**GOAL OF THE EXERCISE:** Return the material exactly. Every line must stay as it is.

--- DATA EXCERPTS ---

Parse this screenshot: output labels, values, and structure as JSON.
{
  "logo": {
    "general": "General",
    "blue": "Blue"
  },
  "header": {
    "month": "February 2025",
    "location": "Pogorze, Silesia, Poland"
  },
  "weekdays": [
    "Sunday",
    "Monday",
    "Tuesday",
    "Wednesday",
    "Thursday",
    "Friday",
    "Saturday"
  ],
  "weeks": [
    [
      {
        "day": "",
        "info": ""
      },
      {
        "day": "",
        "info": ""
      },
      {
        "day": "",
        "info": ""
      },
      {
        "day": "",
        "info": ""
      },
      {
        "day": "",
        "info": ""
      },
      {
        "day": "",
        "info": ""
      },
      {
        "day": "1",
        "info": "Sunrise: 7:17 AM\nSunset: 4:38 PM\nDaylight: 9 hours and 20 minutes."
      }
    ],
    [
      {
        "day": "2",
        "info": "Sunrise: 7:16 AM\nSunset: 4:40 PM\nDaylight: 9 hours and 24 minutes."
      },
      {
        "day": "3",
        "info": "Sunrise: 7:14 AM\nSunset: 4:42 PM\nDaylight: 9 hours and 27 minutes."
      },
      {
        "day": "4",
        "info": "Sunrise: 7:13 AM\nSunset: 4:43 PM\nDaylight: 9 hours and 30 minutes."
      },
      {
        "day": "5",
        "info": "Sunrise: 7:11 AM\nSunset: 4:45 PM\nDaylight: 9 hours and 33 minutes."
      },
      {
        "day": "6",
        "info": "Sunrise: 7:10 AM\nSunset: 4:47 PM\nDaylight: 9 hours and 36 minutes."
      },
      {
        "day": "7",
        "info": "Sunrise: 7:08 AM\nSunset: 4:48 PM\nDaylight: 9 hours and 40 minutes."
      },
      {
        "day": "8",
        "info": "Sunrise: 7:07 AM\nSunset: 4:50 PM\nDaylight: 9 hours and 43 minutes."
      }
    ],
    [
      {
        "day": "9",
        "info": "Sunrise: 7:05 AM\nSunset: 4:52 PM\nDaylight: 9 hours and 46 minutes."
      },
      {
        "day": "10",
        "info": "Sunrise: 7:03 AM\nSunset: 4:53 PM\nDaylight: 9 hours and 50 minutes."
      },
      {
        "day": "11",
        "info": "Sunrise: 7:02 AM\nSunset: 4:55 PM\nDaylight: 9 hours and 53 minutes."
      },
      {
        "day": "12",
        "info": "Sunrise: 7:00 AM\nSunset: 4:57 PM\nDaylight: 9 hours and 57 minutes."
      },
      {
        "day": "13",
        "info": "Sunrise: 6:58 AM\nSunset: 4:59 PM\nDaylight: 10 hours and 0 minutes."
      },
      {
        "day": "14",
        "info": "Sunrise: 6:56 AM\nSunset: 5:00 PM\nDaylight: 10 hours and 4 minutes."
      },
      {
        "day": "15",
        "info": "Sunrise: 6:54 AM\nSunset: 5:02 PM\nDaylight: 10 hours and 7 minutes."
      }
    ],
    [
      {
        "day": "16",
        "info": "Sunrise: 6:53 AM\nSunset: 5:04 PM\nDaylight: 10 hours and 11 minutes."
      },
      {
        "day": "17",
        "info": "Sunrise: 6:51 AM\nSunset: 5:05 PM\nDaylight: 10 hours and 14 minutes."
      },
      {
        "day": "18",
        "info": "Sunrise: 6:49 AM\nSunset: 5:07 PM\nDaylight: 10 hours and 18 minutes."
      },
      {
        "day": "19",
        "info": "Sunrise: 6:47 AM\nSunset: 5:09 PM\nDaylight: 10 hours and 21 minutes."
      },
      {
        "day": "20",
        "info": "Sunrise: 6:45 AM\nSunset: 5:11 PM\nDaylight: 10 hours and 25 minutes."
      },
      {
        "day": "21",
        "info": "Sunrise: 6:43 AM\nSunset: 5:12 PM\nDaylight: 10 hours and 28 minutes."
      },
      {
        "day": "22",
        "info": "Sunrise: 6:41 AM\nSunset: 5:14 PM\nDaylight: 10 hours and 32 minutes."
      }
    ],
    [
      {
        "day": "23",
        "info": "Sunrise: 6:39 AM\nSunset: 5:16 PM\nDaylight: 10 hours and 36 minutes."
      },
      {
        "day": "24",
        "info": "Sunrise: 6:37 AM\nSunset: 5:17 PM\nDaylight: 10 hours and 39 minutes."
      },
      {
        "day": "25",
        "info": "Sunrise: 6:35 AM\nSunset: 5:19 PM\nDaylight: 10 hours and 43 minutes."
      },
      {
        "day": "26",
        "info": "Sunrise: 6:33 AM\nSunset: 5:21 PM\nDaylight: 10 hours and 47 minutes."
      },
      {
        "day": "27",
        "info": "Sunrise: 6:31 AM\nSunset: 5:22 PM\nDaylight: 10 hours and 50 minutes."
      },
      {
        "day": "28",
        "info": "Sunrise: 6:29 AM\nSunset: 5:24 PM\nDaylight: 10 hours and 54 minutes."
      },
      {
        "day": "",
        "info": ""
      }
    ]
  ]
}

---

**RESPONSE:**
Parse this screenshot: output labels, values, and structure as JSON.
{
  "logo": {
    "general": "General",
    "blue": "Blue"
  },
  "header": {
    "month": "February 2025",
    "location": "Pogorze, Silesia, Poland"
  },
  "weekdays": [
    "Sunday",
    "Monday",
    "Tuesday",
    "Wednesday",
    "Thursday",
    "Friday",
    "Saturday"
  ],
  "weeks": [
    [
      {
        "day": "",
        "info": ""
      },
      {
        "day": "",
        "info": ""
      },
      {
        "day": "",
        "info": ""
      },
      {
        "day": "",
        "info": ""
      },
      {
        "day": "",
        "info": ""
      },
      {
        "day": "",
        "info": ""
      },
      {
        "day": "1",
        "info": "Sunrise: 7:17 AM\nSunset: 4:38 PM\nDaylight: 9 hours and 20 minutes."
      }
    ],
    [
      {
        "day": "2",
        "info": "Sunrise: 7:16 AM\nSunset: 4:40 PM\nDaylight: 9 hours and 24 minutes."
      },
      {
        "day": "3",
        "info": "Sunrise: 7:14 AM\nSunset: 4:42 PM\nDaylight: 9 hours and 27 minutes."
      },
      {
        "day": "4",
        "info": "Sunrise: 7:13 AM\nSunset: 4:43 PM\nDaylight: 9 hours and 30 minutes."
      },
      {
        "day": "5",
        "info": "Sunrise: 7:11 AM\nSunset: 4:45 PM\nDaylight: 9 hours and 33 minutes."
      },
      {
        "day": "6",
        "info": "Sunrise: 7:10 AM\nSunset: 4:47 PM\nDaylight: 9 hours and 36 minutes."
      },
      {
        "day": "7",
        "info": "Sunrise: 7:08 AM\nSunset: 4:48 PM\nDaylight: 9 hours and 40 minutes."
      },
      {
        "day": "8",
        "info": "Sunrise: 7:07 AM\nSunset: 4:50 PM\nDaylight: 9 hours and 43 minutes."
      }
    ],
    [
      {
        "day": "9",
        "info": "Sunrise: 7:05 AM\nSunset: 4:52 PM\nDaylight: 9 hours and 46 minutes."
      },
      {
        "day": "10",
        "info": "Sunrise: 7:03 AM\nSunset: 4:53 PM\nDaylight: 9 hours and 50 minutes."
      },
      {
        "day": "11",
        "info": "Sunrise: 7:02 AM\nSunset: 4:55 PM\nDaylight: 9 hours and 53 minutes."
      },
      {
        "day": "12",
        "info": "Sunrise: 7:00 AM\nSunset: 4:57 PM\nDaylight: 9 hours and 57 minutes."
      },
      {
        "day": "13",
        "info": "Sunrise: 6:58 AM\nSunset: 4:59 PM\nDaylight: 10 hours and 0 minutes."
      },
      {
        "day": "14",
        "info": "Sunrise: 6:56 AM\nSunset: 5:00 PM\nDaylight: 10 hours and 4 minutes."
      },
      {
        "day": "15",
        "info": "Sunrise: 6:54 AM\nSunset: 5:02 PM\nDaylight: 10 hours and 7 minutes."
      }
    ],
    [
      {
        "day": "16",
        "info": "Sunrise: 6:53 AM\nSunset: 5:04 PM\nDaylight: 10 hours and 11 minutes."
      },
      {
        "day": "17",
        "info": "Sunrise: 6:51 AM\nSunset: 5:05 PM\nDaylight: 10 hours and 14 minutes."
      },
      {
        "day": "18",
        "info": "Sunrise: 6:49 AM\nSunset: 5:07 PM\nDaylight: 10 hours and 18 minutes."
      },
      {
        "day": "19",
        "info": "Sunrise: 6:47 AM\nSunset: 5:09 PM\nDaylight: 10 hours and 21 minutes."
      },
      {
        "day": "20",
        "info": "Sunrise: 6:45 AM\nSunset: 5:11 PM\nDaylight: 10 hours and 25 minutes."
      },
      {
        "day": "21",
        "info": "Sunrise: 6:43 AM\nSunset: 5:12 PM\nDaylight: 10 hours and 28 minutes."
      },
      {
        "day": "22",
        "info": "Sunrise: 6:41 AM\nSunset: 5:14 PM\nDaylight: 10 hours and 32 minutes."
      }
    ],
    [
      {
        "day": "23",
        "info": "Sunrise: 6:39 AM\nSunset: 5:16 PM\nDaylight: 10 hours and 36 minutes."
      },
      {
        "day": "24",
        "info": "Sunrise: 6:37 AM\nSunset: 5:17 PM\nDaylight: 10 hours and 39 minutes."
      },
      {
        "day": "25",
        "info": "Sunrise: 6:35 AM\nSunset: 5:19 PM\nDaylight: 10 hours and 43 minutes."
      },
      {
        "day": "26",
        "info": "Sunrise: 6:33 AM\nSunset: 5:21 PM\nDaylight: 10 hours and 47 minutes."
      },
      {
        "day": "27",
        "info": "Sunrise: 6:31 AM\nSunset: 5:22 PM\nDaylight: 10 hours and 50 minutes."
      },
      {
        "day": "28",
        "info": "Sunrise: 6:29 AM\nSunset: 5:24 PM\nDaylight: 10 hours and 54 minutes."
      },
      {
        "day": "",
        "info": ""
      }
    ]
  ]
}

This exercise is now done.